→ **WHAT YOU SHOULD DO**:
Return only the number of lines in the records below where the string "Always" shows up.

→ **Dataset rows describing interfaces**:

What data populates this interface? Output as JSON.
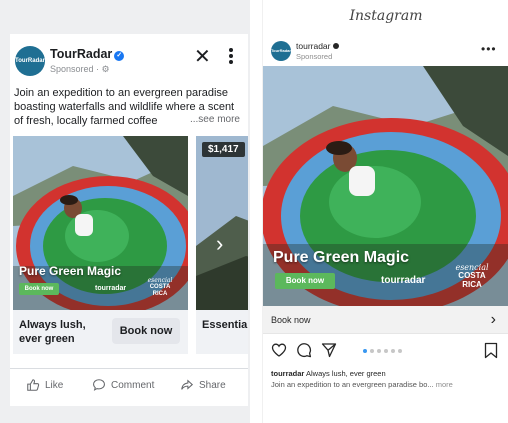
{
  "facebook": {
    "brand": "TourRadar",
    "avatar_text": "TourRadar",
    "sponsored": "Sponsored · ⚙",
    "verified_glyph": "✓",
    "close_glyph": "✕",
    "body": "Join an expedition to an evergreen paradise boasting waterfalls and wildlife where a scent of fresh, locally farmed coffee",
    "see_more": "...see more",
    "carousel": [
      {
        "headline": "Always lush, ever green",
        "cta": "Book now",
        "overlay_title": "Pure Green Magic",
        "overlay_button": "Book now",
        "overlay_logo": "tourradar",
        "overlay_country_script": "esencial",
        "overlay_country": "COSTA RICA"
      },
      {
        "headline": "Essential Costa Rica - F",
        "cta": "",
        "price": "$1,417"
      }
    ],
    "next_glyph": "›",
    "actions": {
      "like": "Like",
      "comment": "Comment",
      "share": "Share"
    }
  },
  "instagram": {
    "title": "Instagram",
    "brand": "tourradar",
    "avatar_text": "TourRadar",
    "sponsored": "Sponsored",
    "more_glyph": "•••",
    "overlay_title": "Pure Green Magic",
    "overlay_button": "Book now",
    "overlay_logo": "tourradar",
    "overlay_country_script": "esencial",
    "overlay_country": "COSTA RICA",
    "cta_label": "Book now",
    "cta_arrow": "›",
    "carousel_pages": 6,
    "carousel_active": 1,
    "caption_user": "tourradar",
    "caption_text": "Always lush, ever green",
    "caption_body": "Join an expedition to an evergreen paradise bo...",
    "caption_more": "more"
  },
  "colors": {
    "fb_blue": "#1877f2",
    "cta_green": "#5cb85c",
    "dress_green": "#2e9a44",
    "dress_red": "#d2332f",
    "dress_blue": "#5a9fd6",
    "ig_pager_active": "#3897f0"
  }
}
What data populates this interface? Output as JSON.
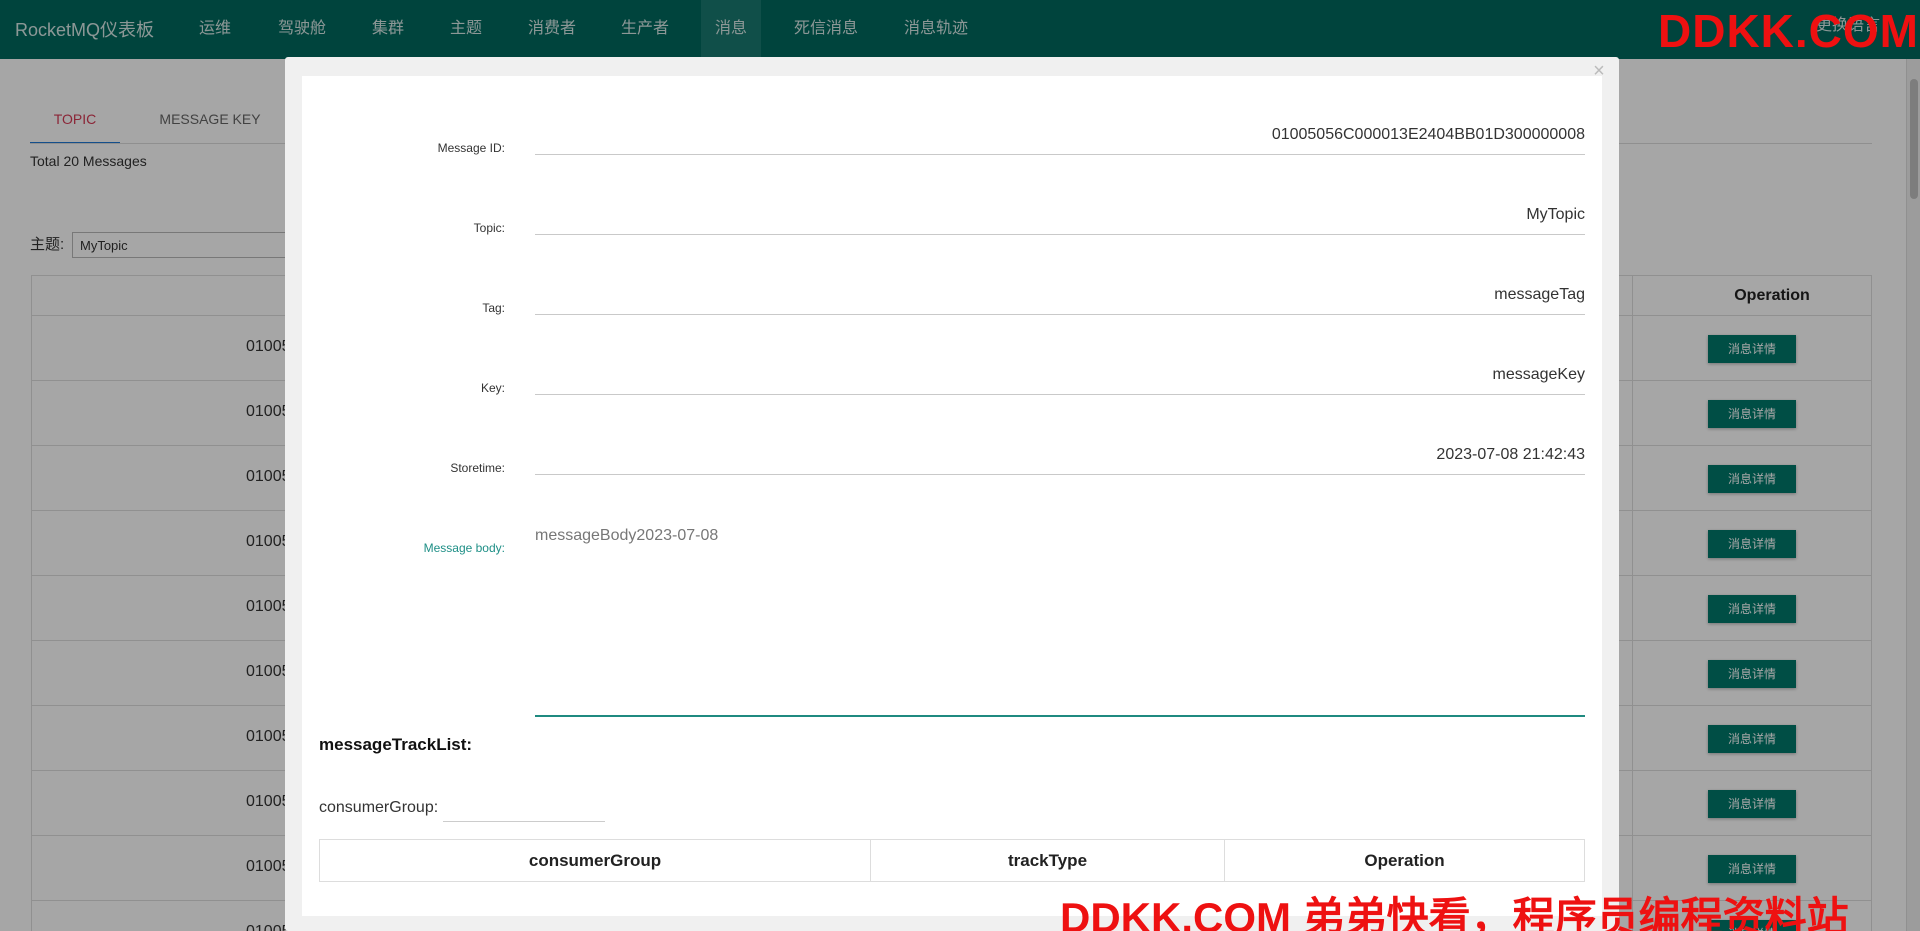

→ **FINISHED TASK**:
2